    I checked out ZoomPast, and while the online interface is good, it doesn't seem to have any options for printing? I get that their focus is the zoom-able interface, but NO printing options is kind of a turn-off.

    I didn't mind the look of Geni's charts, but was a little put off by something I read online about other Geni users being able to link to/edit records for deceased individuals. I don't really want to merge with other people's online records, I want this to be stand alone for my mom.

    I'll check out Gramps and Family Tree Maker.

    Any other thoughts?
    posted by msbubbaclees at 11:46 AM on May 9, 2016


    I use Family Historian as my primary tool. I have an Ancestry sub, but only use that as a source for promising leads, and if they check out the data goes onto my FH on the desktop.

    Agree about the hectoring, don't forget you can set a rule to send mail from that source to the bin. Also, a lot of the info on Ancestry (anywhere probably) is pretty suss, and some downright wrong - maybe put there in good faith but wrong just the same. It needs to be sourced with primary sources - birth/death/etc records, just being on Ancestry doesn't make it right.

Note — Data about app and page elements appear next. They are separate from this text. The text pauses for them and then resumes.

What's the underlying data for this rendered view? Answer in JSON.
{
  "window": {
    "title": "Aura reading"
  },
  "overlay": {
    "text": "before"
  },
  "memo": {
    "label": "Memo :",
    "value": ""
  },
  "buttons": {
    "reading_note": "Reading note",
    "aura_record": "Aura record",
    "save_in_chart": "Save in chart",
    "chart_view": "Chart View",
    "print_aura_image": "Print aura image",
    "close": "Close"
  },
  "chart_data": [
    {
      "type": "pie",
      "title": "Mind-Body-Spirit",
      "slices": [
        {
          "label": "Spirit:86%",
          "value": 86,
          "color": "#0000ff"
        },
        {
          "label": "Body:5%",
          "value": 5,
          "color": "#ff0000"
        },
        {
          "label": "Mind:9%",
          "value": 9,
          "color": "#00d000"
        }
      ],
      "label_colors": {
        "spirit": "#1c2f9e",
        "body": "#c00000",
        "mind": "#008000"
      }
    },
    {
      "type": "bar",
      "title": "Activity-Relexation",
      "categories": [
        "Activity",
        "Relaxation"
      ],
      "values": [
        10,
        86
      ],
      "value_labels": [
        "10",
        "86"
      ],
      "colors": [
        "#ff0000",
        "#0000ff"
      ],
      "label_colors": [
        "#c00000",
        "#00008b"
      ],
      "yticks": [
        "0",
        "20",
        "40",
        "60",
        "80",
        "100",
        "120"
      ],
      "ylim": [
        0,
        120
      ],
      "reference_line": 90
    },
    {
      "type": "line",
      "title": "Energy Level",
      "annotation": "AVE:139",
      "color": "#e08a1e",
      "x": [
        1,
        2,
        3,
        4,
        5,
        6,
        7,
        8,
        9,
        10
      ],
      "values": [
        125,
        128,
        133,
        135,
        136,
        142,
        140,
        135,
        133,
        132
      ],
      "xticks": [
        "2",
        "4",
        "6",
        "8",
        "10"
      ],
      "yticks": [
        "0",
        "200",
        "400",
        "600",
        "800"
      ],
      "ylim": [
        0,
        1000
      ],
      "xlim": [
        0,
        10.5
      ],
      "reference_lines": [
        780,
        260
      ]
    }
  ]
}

    Ancestry may be of value if you/your mum wants a wide range of people to be able to access the records, but there may be others that can do that but I haven't looked into that aspect.
    posted by GeeEmm at 2:44 PM on May 9, 2016


    I used GenealogyJ for a while several years ago. It was very functional but ugly. Doesn't look like it's had an update in a while, though. :(

    Gramps is free and looks interesting.
    posted by RandyWalker at 7:00 PM on May 9, 2016


    « Older Advice regarding Marnay-sur-Seine, France and the...   |   Canada's really big Newer »
    This thread is closed to new comments.